40. Dou H, Buetow L, Hock A, Sibbet GJ, Vousden KH, Huang DT. Structural basis for autoinhibition and phosphorylation-dependent activation of c-Cbl. Nat Struct Mol Biol. 2012; 19:184–92. https://doi.org/10.1038/nsmb.2231.

41. Tan YH, Krishnaswamy S, Nandi S, Kanteti R, Vora S, Onel K, Hasina R, Lo FY, El-Hashani E, Cervantes G, Robinson M, Hsu HS, Kales SC, et al. CBL is frequently altered in lung cancers: its relationship to mutations in MET and EGFR tyrosine kinases. PLoS One. 2010; 5:e8972. https://doi.org/10.1371/journal.pone.0008972.

42. Lipkowitz S, Weissman AM. RINGs of good and evil: RING finger ubiquitin ligases at the crossroads of tumour suppression and oncogenesis. Nat Rev Cancer. 2011; 11:629–43. https://doi.org/10.1038/nrc3120.

43. Loh ML, Sakai DS, Flotho C, Kang M, Fliegauf M, Archambeault S, Mullighan CG, Chen L, Bergstraesser E, Bueso-Ramos CE, Emanuel PD, Hasle H, Issa JP, et al. Mutations in CBL occur frequently in juvenile myelomonocytic leukemia. Blood. 2009; 114:1859–63. https://doi.org/10.1182/blood-2009-01-198416.

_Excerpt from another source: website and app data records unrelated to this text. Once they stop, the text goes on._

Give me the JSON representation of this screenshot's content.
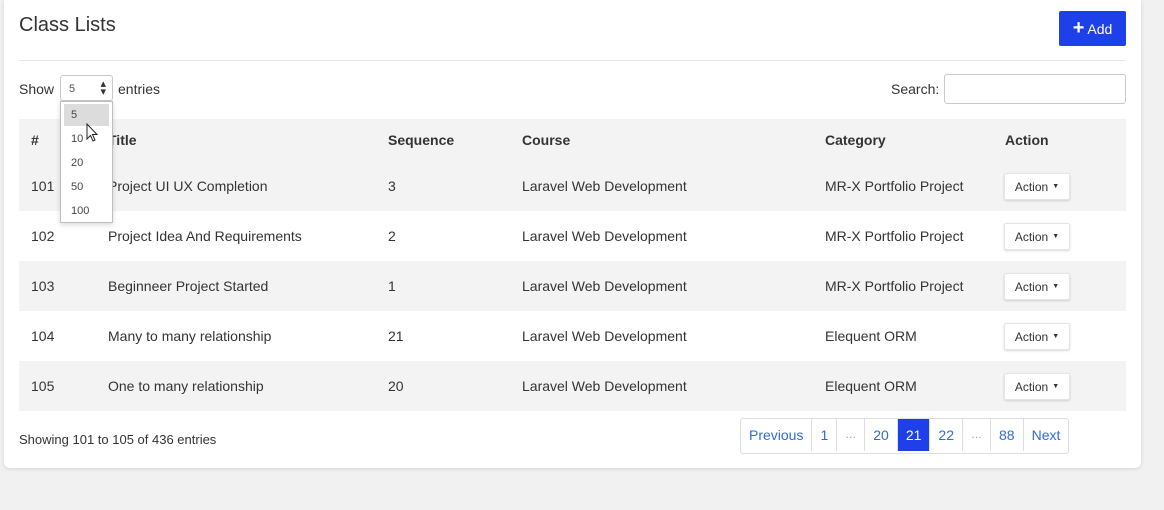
{
  "header": {
    "title": "Class Lists",
    "add_label": "Add"
  },
  "length_menu": {
    "show_label": "Show",
    "entries_label": "entries",
    "selected": "5",
    "options": [
      "5",
      "10",
      "20",
      "50",
      "100"
    ]
  },
  "search": {
    "label": "Search:",
    "value": ""
  },
  "table": {
    "columns": [
      "#",
      "Title",
      "Sequence",
      "Course",
      "Category",
      "Action"
    ],
    "rows": [
      {
        "id": "101",
        "title": "Project UI UX Completion",
        "sequence": "3",
        "course": "Laravel Web Development",
        "category": "MR-X Portfolio Project",
        "action": "Action"
      },
      {
        "id": "102",
        "title": "Project Idea And Requirements",
        "sequence": "2",
        "course": "Laravel Web Development",
        "category": "MR-X Portfolio Project",
        "action": "Action"
      },
      {
        "id": "103",
        "title": "Beginneer Project Started",
        "sequence": "1",
        "course": "Laravel Web Development",
        "category": "MR-X Portfolio Project",
        "action": "Action"
      },
      {
        "id": "104",
        "title": "Many to many relationship",
        "sequence": "21",
        "course": "Laravel Web Development",
        "category": "Elequent ORM",
        "action": "Action"
      },
      {
        "id": "105",
        "title": "One to many relationship",
        "sequence": "20",
        "course": "Laravel Web Development",
        "category": "Elequent ORM",
        "action": "Action"
      }
    ]
  },
  "info": "Showing 101 to 105 of 436 entries",
  "pagination": {
    "previous": "Previous",
    "next": "Next",
    "pages": [
      "1",
      "…",
      "20",
      "21",
      "22",
      "…",
      "88"
    ],
    "active": "21"
  },
  "colors": {
    "primary": "#1e40e8",
    "link": "#2f6bdb",
    "stripe": "#f3f3f4"
  },
  "icons": {
    "add": "plus-icon",
    "select": "select-arrows-icon",
    "action": "caret-down-icon",
    "pointer": "cursor-icon"
  }
}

44. Zitti B, Molfetta R, Fionda C, Quatrini L, Stabile H, Lecce M, De Turris V, Ricciardi MR, Petrucci MT, Cippitelli M, Gismondi A, Santoni A, Paolini R. Innate immune activating ligand SUMOylation affects tumor cell recognition by NK cells. Sci Rep. 2017; 7:10445. https://doi.org/10.1038/s41598-017-10403-0.


Creative Commons License All site content, except where otherwise noted, is licensed under a Creative Commons Attribution 3.0 License.
PII: 25951